  • http://www.drwayman.com drwayman

    Incarnational ministry is where it’s at brother. The best time to be finding people for Christ is Sunday AM when all the “good” people are at church.

    Jesus is the only preacher who came to my house/bar when all the others asked me to go to their church….

    • wayne

      I have gone into many a bar as a pastor. my drink is diet pepsi, my audience is the drunks and carousers. the subject is faith, hope and love. the conversation is my work with prisoners and their changed lives through a personal relationship with Jesus Christ, He who came to save the lost, not the well. GOD Bless you, and keep on going to the bars.

  • Paul Bruggink

    What a terrific story and message!! Thank you for passing it on.

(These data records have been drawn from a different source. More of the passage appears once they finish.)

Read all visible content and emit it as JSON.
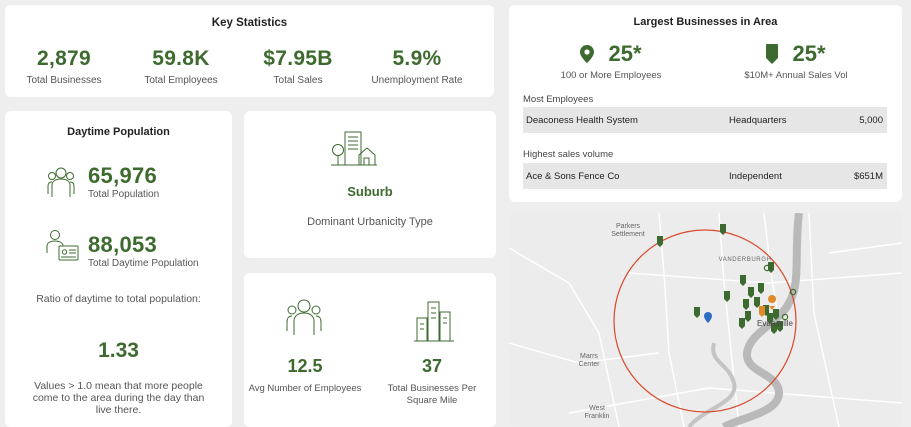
{
  "key_statistics": {
    "title": "Key Statistics",
    "stats": [
      {
        "value": "2,879",
        "label": "Total Businesses"
      },
      {
        "value": "59.8K",
        "label": "Total Employees"
      },
      {
        "value": "$7.95B",
        "label": "Total Sales"
      },
      {
        "value": "5.9%",
        "label": "Unemployment Rate"
      }
    ]
  },
  "largest_businesses": {
    "title": "Largest Businesses in Area",
    "employees_stat": {
      "value": "25*",
      "label": "100 or More Employees",
      "icon": "map-pin-icon"
    },
    "sales_stat": {
      "value": "25*",
      "label": "$10M+ Annual Sales Vol",
      "icon": "marker-icon"
    },
    "most_employees": {
      "label": "Most Employees",
      "name": "Deaconess Health System",
      "type": "Headquarters",
      "value": "5,000"
    },
    "highest_sales": {
      "label": "Highest sales volume",
      "name": "Ace & Sons Fence Co",
      "type": "Independent",
      "value": "$651M"
    }
  },
  "daytime_population": {
    "title": "Daytime Population",
    "total_population": {
      "value": "65,976",
      "label": "Total Population"
    },
    "daytime_population": {
      "value": "88,053",
      "label": "Total Daytime Population"
    },
    "ratio_label": "Ratio of daytime to total population:",
    "ratio_value": "1.33",
    "ratio_note": "Values > 1.0 mean that more people come to the area during the day than live there."
  },
  "urbanicity": {
    "type": "Suburb",
    "label": "Dominant Urbanicity Type"
  },
  "employees": {
    "avg": {
      "value": "12.5",
      "label": "Avg Number of Employees"
    },
    "density": {
      "value": "37",
      "label": "Total Businesses Per Square Mile"
    }
  },
  "map": {
    "labels": {
      "parkers": "Parkers Settlement",
      "vanderburgh": "VANDERBURGH",
      "evansville": "Evansville",
      "marrs": "Marrs Center",
      "west_franklin": "West Franklin"
    },
    "colors": {
      "buffer": "#d94a2a",
      "marker": "#3d6b2f",
      "highlight": "#e28a2b",
      "selected": "#2d6ec4"
    }
  },
  "colors": {
    "accent": "#3d6b2f",
    "background": "#eeeeee",
    "card": "#ffffff",
    "row": "#e6e6e6"
  }
}
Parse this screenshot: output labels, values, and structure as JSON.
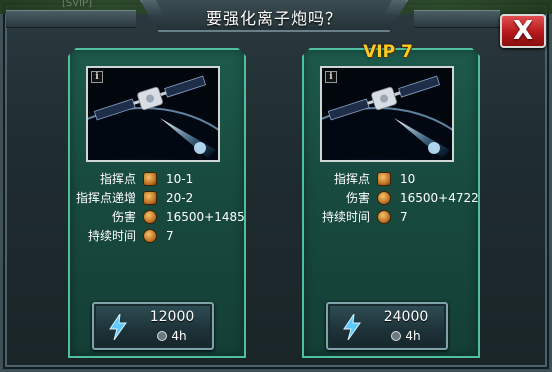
{
  "dialog": {
    "title": "要强化离子炮吗？",
    "background_tag": "[SVIP]",
    "close_label": "X"
  },
  "options": [
    {
      "vip_label": "",
      "info_label": "i",
      "stats": [
        {
          "label": "指挥点",
          "value": "10-1",
          "icon": "command-point-icon"
        },
        {
          "label": "指挥点递增",
          "value": "20-2",
          "icon": "command-increase-icon"
        },
        {
          "label": "伤害",
          "value": "16500+1485",
          "icon": "damage-icon"
        },
        {
          "label": "持续时间",
          "value": "7",
          "icon": "duration-icon"
        }
      ],
      "cost": "12000",
      "time": "4h"
    },
    {
      "vip_label": "VIP 7",
      "info_label": "i",
      "stats": [
        {
          "label": "指挥点",
          "value": "10",
          "icon": "command-point-icon"
        },
        {
          "label": "伤害",
          "value": "16500+4722",
          "icon": "damage-icon"
        },
        {
          "label": "持续时间",
          "value": "7",
          "icon": "duration-icon"
        }
      ],
      "cost": "24000",
      "time": "4h"
    }
  ],
  "colors": {
    "panel_border": "#4fbf9e",
    "vip_gold": "#ffcb1f",
    "close_red": "#b5191b"
  }
}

  • Ted Margis

    I love it. I like the idea of Jesus inventing new tricks just for the fun of it. I agree that this is probably what Jesus would do. Thanks for the story!

  • http://www.drwayman.com drwayman

    Wayne – A caveat: I never go alone. I always have someone for accountability. Accountability not only for behavior but for attitude as well so at to not get sucked into off color remarks, ogling the women, etc. We also pray before and after for ourselves and for the people that we are going to talk to or have talked to. We also pray for the other when we see that one of us is engaged in a good conversation. BTW – I am a teetotaler. I have never drank alcohol, never smoked or used drugs and never will. So, I order a Dr Pepper and fries.

  • brad dickey

    Wasn’t this the same point of the pharisees that wouldn’t help the dying, bleeding man because it would make them unclean?

    Doesn’t if fly in the line with the verse, where the spirit is there is freedom?

    Doesn’t pertain to the two men eating meat, the one with greater faith had more freedom. Not more rules.

    Doesn’t it go with col 2 and those “rules made by man” that puffs up folks and make them feel holy, but real holiness comes from… yadda yadda…

    I hang out with a fundamentalist crowd. They can’t figure out why they like me. You may have noticed, not many have to ask me what I think about something like this. 😛

    The point was, I agree and loved the story.